EXERCISE BRIEF -
A single number is expected: the count of lines in the entries below that contain "text".

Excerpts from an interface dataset
————

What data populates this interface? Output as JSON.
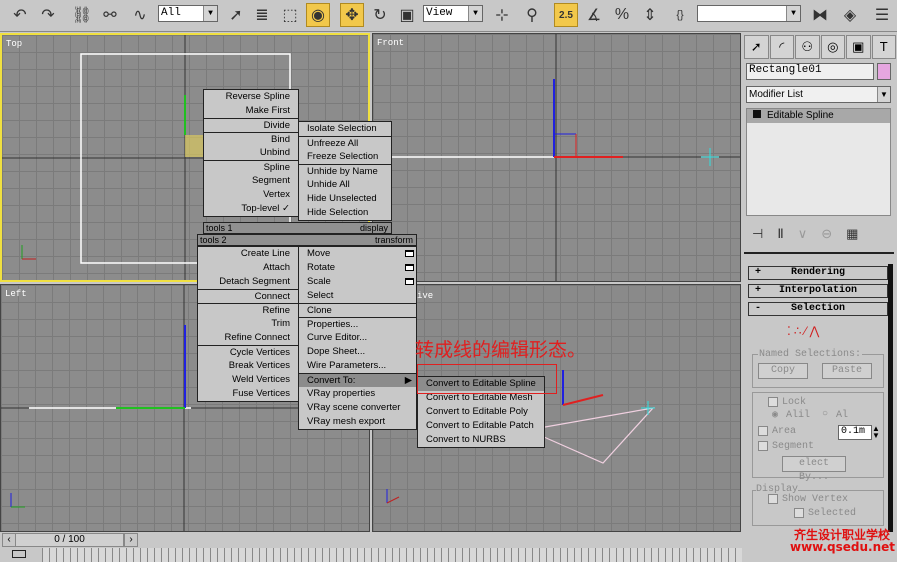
{
  "toolbar": {
    "icons": [
      "undo-icon",
      "redo-icon",
      "select-and-link-icon",
      "unlink-icon",
      "bind-space-warp-icon"
    ],
    "selection_filter": "All",
    "tools": [
      "select-object-icon",
      "select-by-name-icon",
      "rectangular-selection-icon",
      "window-crossing-icon",
      "select-and-move-icon",
      "select-and-rotate-icon",
      "select-and-scale-icon"
    ],
    "reference_coord": "View",
    "snap_value": "2.5",
    "named_selection": ""
  },
  "viewports": {
    "top": "Top",
    "front": "Front",
    "left": "Left",
    "perspective": "ive"
  },
  "annotation": "转成线的编辑形态。",
  "quad_menu": {
    "tools1_label": "tools 1",
    "display_label": "display",
    "tools2_label": "tools 2",
    "transform_label": "transform",
    "tools1": [
      {
        "label": "Reverse Spline"
      },
      {
        "label": "Make First"
      },
      {
        "label": "Divide",
        "sep": true
      },
      {
        "label": "Bind",
        "sep": true
      },
      {
        "label": "Unbind"
      },
      {
        "label": "Spline",
        "sep": true
      },
      {
        "label": "Segment"
      },
      {
        "label": "Vertex"
      },
      {
        "label": "Top-level ✓"
      }
    ],
    "display": [
      {
        "label": "Isolate Selection"
      },
      {
        "label": "Unfreeze All",
        "sep": true
      },
      {
        "label": "Freeze Selection"
      },
      {
        "label": "Unhide by Name",
        "sep": true
      },
      {
        "label": "Unhide All"
      },
      {
        "label": "Hide Unselected"
      },
      {
        "label": "Hide Selection"
      }
    ],
    "tools2": [
      {
        "label": "Create Line"
      },
      {
        "label": "Attach"
      },
      {
        "label": "Detach Segment"
      },
      {
        "label": "Connect",
        "sep": true
      },
      {
        "label": "Refine",
        "sep": true
      },
      {
        "label": "Trim"
      },
      {
        "label": "Refine Connect"
      },
      {
        "label": "Cycle Vertices",
        "sep": true
      },
      {
        "label": "Break Vertices"
      },
      {
        "label": "Weld Vertices"
      },
      {
        "label": "Fuse Vertices"
      }
    ],
    "transform": [
      {
        "label": "Move",
        "box": true
      },
      {
        "label": "Rotate",
        "box": true
      },
      {
        "label": "Scale",
        "box": true
      },
      {
        "label": "Select"
      },
      {
        "label": "Clone",
        "sep": true
      },
      {
        "label": "Properties...",
        "sep": true
      },
      {
        "label": "Curve Editor..."
      },
      {
        "label": "Dope Sheet..."
      },
      {
        "label": "Wire Parameters..."
      },
      {
        "label": "Convert To:",
        "sep": true,
        "hl": true,
        "sub": true
      },
      {
        "label": "VRay properties"
      },
      {
        "label": "VRay scene converter"
      },
      {
        "label": "VRay mesh export"
      }
    ],
    "convert_submenu": [
      {
        "label": "Convert to Editable Spline",
        "hl": true
      },
      {
        "label": "Convert to Editable Mesh"
      },
      {
        "label": "Convert to Editable Poly"
      },
      {
        "label": "Convert to Editable Patch"
      },
      {
        "label": "Convert to NURBS"
      }
    ]
  },
  "panel": {
    "tabs": [
      "create-icon",
      "modify-icon",
      "hierarchy-icon",
      "motion-icon",
      "display-icon",
      "utilities-icon"
    ],
    "object_name": "Rectangle01",
    "object_color": "#e6a6e0",
    "modifier_list": "Modifier List",
    "stack": [
      {
        "label": "Editable Spline",
        "selected": true
      }
    ],
    "rollouts": [
      {
        "sign": "+",
        "label": "Rendering"
      },
      {
        "sign": "+",
        "label": "Interpolation"
      },
      {
        "sign": "-",
        "label": "Selection"
      }
    ],
    "named_selections": "Named Selections:",
    "copy": "Copy",
    "paste": "Paste",
    "lock": "Lock",
    "all": "Alil",
    "al": "Al",
    "area": "Area",
    "area_value": "0.1m",
    "segment": "Segment",
    "select_by": "elect By...",
    "display": "Display",
    "show_vertex": "Show Vertex",
    "selected": "Selected"
  },
  "timeline": {
    "frame": "0 / 100",
    "current": 0,
    "total": 100
  },
  "watermark": {
    "line1": "齐生设计职业学校",
    "line2": "www.qsedu.net"
  },
  "colors": {
    "active_viewport": "#f0e040",
    "menu_bg": "#c8c8c8",
    "highlight": "#f2c84b",
    "annotation": "#e02020"
  }
}
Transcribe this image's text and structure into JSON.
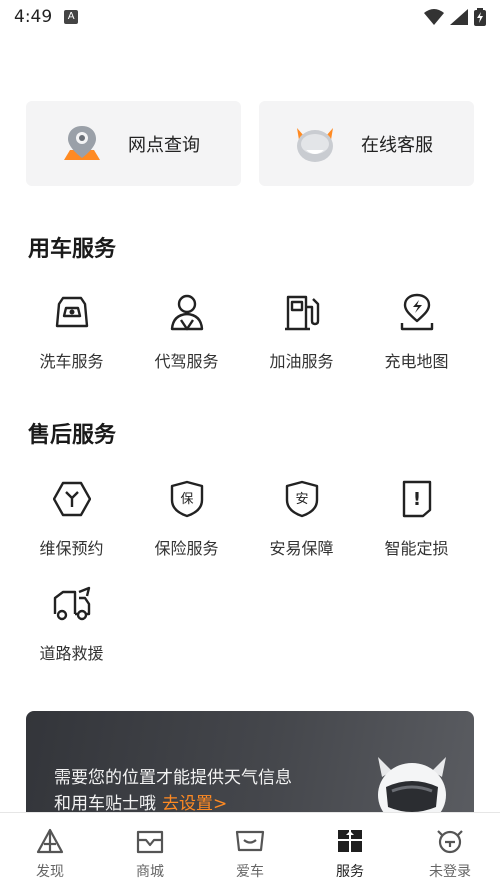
{
  "status_bar": {
    "time": "4:49",
    "notification_icon": "a-icon",
    "icons": [
      "wifi-icon",
      "signal-icon",
      "battery-charging-icon"
    ]
  },
  "quick_actions": [
    {
      "label": "网点查询",
      "icon": "location-pin-icon"
    },
    {
      "label": "在线客服",
      "icon": "mascot-icon"
    }
  ],
  "sections": {
    "car_services": {
      "title": "用车服务",
      "items": [
        {
          "label": "洗车服务",
          "icon": "car-wash-icon"
        },
        {
          "label": "代驾服务",
          "icon": "driver-icon"
        },
        {
          "label": "加油服务",
          "icon": "fuel-pump-icon"
        },
        {
          "label": "充电地图",
          "icon": "charging-map-icon"
        }
      ]
    },
    "after_sales": {
      "title": "售后服务",
      "items": [
        {
          "label": "维保预约",
          "icon": "wrench-icon"
        },
        {
          "label": "保险服务",
          "icon": "insurance-shield-icon",
          "glyph": "保"
        },
        {
          "label": "安易保障",
          "icon": "safety-shield-icon",
          "glyph": "安"
        },
        {
          "label": "智能定损",
          "icon": "damage-assess-icon",
          "glyph": "!"
        },
        {
          "label": "道路救援",
          "icon": "tow-truck-icon"
        }
      ]
    }
  },
  "weather_banner": {
    "line1": "需要您的位置才能提供天气信息",
    "line2": "和用车贴士哦",
    "link": "去设置>"
  },
  "tab_bar": [
    {
      "label": "发现",
      "icon": "discover-icon",
      "active": false
    },
    {
      "label": "商城",
      "icon": "shop-icon",
      "active": false
    },
    {
      "label": "爱车",
      "icon": "my-car-icon",
      "active": false
    },
    {
      "label": "服务",
      "icon": "service-icon",
      "active": true
    },
    {
      "label": "未登录",
      "icon": "profile-icon",
      "active": false
    }
  ],
  "colors": {
    "accent": "#ff8a22",
    "card_bg": "#f4f4f5",
    "banner_bg": "#3a3c41",
    "text": "#1f1f1f"
  }
}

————

SOLUTION FOR THIS EXERCISE -
2